__REQUIRED ACTION__. Look through the lines below and extract each one that contains "content".

Items from an interface collection
◇ ◇ ◇ ◇ ◇ ◇ ◇

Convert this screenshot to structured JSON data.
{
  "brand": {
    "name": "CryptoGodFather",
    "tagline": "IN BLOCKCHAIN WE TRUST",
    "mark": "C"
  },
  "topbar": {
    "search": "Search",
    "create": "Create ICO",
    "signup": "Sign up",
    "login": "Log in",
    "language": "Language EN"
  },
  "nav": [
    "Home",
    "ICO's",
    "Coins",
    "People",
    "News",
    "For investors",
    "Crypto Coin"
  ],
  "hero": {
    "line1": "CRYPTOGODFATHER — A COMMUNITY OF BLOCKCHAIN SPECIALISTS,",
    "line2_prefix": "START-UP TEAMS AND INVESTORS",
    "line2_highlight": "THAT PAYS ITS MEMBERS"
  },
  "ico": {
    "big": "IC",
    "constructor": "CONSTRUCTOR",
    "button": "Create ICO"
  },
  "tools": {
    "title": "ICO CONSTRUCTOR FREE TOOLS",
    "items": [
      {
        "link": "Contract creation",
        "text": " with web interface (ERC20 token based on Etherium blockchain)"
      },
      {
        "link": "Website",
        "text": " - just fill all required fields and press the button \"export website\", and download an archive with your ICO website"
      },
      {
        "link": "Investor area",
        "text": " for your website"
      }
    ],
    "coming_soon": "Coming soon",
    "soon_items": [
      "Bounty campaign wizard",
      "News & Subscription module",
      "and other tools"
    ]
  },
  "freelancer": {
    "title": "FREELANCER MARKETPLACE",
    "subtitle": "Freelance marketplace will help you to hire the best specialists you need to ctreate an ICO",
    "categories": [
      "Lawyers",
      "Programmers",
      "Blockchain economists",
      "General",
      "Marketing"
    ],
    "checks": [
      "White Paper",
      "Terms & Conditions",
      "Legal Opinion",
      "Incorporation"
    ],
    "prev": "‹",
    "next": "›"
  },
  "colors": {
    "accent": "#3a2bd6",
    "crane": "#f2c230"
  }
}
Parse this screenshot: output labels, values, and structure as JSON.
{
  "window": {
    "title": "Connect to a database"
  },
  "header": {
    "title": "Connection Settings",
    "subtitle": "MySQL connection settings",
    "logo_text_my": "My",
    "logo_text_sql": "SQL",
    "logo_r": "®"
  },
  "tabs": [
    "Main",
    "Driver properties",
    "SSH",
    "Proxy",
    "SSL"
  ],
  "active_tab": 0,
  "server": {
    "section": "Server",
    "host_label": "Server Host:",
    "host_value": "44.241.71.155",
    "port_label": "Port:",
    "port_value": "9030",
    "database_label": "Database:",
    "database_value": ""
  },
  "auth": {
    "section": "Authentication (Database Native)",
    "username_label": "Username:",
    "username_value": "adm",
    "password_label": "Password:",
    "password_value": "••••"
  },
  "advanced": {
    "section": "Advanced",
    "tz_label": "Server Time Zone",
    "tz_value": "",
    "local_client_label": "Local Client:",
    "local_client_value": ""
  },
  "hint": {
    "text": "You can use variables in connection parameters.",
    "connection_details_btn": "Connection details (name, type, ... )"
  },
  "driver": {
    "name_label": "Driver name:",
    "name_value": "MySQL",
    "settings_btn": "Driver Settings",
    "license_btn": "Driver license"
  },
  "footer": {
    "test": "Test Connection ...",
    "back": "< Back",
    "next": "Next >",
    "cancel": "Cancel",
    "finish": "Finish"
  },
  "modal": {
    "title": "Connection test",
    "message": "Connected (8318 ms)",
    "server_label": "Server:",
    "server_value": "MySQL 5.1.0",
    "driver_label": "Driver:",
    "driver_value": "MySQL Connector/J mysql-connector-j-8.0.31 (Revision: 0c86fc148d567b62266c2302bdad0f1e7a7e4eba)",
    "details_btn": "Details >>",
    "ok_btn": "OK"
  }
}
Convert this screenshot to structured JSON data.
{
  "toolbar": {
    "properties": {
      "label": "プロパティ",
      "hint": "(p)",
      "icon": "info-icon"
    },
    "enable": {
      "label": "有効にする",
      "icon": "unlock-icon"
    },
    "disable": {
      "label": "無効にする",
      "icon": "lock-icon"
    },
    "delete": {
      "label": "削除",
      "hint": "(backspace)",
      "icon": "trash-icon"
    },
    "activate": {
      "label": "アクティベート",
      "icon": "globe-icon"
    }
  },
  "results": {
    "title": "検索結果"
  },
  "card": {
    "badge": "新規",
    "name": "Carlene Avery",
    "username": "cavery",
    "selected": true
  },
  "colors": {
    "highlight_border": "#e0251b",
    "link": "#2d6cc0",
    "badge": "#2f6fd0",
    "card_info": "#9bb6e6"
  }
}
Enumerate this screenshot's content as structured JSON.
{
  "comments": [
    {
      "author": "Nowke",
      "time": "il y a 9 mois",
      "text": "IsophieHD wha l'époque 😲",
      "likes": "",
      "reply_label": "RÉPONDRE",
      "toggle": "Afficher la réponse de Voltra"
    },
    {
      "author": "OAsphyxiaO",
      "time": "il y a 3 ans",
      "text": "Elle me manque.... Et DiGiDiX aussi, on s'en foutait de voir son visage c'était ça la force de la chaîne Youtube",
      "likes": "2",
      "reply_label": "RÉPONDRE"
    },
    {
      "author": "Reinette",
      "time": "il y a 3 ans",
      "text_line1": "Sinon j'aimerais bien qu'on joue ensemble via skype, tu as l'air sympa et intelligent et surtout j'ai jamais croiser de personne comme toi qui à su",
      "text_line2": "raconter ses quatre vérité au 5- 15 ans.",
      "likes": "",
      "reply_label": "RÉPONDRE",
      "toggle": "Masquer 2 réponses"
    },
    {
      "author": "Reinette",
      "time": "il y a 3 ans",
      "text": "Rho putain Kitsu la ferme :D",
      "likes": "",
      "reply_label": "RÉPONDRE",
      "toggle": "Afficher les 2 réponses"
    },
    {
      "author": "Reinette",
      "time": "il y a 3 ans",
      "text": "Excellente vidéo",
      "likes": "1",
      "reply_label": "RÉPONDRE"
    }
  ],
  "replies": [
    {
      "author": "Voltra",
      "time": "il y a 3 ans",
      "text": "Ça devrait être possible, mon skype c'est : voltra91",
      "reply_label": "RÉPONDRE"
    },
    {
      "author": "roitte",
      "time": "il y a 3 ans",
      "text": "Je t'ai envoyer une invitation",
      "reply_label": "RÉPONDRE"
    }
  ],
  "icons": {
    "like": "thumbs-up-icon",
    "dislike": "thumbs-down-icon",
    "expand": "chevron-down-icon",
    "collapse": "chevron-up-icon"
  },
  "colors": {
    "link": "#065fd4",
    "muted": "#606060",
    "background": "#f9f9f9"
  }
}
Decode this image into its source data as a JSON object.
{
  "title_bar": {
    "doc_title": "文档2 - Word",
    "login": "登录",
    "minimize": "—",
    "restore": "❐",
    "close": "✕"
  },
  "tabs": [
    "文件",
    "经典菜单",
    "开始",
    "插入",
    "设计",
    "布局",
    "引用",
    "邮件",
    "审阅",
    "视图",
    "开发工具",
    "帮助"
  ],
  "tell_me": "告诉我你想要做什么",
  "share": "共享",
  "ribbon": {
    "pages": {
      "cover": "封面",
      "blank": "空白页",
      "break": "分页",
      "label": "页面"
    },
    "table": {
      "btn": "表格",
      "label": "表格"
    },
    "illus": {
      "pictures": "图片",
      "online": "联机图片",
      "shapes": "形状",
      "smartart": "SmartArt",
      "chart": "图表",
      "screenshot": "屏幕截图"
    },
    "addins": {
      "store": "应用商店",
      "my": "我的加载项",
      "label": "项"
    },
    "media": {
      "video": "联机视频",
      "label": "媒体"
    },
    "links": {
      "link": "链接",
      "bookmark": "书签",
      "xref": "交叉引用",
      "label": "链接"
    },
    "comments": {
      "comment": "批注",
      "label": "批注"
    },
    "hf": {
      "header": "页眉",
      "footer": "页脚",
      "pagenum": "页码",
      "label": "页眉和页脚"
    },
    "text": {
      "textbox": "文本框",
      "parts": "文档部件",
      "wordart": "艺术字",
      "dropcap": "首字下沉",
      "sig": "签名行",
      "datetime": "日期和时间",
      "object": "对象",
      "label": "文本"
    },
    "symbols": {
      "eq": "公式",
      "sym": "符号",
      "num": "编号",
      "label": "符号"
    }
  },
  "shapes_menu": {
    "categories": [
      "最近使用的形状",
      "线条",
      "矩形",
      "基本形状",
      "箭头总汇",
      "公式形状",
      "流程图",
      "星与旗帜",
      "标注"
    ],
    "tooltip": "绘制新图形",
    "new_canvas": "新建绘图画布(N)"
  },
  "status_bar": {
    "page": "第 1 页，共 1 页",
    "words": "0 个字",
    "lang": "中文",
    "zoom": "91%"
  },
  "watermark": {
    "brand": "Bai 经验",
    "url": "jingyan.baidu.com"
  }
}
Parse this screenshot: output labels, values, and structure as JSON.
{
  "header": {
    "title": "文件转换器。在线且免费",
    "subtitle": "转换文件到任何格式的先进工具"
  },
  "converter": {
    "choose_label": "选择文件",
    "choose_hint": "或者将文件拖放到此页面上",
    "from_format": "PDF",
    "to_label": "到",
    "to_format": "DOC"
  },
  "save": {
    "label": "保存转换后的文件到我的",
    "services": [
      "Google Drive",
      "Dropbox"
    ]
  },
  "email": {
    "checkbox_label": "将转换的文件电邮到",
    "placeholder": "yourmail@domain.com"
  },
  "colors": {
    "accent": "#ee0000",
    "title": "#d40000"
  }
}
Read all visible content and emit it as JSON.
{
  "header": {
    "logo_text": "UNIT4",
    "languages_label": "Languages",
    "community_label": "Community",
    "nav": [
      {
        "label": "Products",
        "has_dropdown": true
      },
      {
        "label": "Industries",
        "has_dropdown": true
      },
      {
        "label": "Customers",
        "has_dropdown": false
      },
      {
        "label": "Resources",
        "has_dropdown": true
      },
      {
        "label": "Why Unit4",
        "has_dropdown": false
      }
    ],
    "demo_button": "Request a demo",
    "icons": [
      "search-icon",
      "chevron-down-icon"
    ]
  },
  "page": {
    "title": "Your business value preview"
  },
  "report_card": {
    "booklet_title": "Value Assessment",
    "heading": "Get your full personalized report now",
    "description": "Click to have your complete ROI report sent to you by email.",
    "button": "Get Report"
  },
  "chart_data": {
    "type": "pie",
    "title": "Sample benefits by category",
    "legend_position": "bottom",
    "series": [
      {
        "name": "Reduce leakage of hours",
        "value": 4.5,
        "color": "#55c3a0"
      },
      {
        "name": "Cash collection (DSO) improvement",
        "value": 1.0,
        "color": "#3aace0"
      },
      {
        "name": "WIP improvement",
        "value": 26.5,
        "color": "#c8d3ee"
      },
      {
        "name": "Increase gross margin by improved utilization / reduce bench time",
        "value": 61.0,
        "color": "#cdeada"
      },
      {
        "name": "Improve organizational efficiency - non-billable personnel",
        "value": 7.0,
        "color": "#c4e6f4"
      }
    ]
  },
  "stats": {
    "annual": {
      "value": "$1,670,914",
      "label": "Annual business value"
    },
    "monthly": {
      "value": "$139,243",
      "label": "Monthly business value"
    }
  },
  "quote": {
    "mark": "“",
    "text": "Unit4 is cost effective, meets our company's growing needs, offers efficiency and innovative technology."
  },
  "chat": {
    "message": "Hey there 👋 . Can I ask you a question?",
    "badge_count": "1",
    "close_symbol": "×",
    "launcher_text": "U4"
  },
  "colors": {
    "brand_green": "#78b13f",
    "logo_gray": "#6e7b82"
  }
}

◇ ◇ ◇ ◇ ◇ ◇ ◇

__RESULT OF THIS EXERCISE__.
Enumerate this screenshot's content as structured JSON.
Read all visible content and emit it as JSON.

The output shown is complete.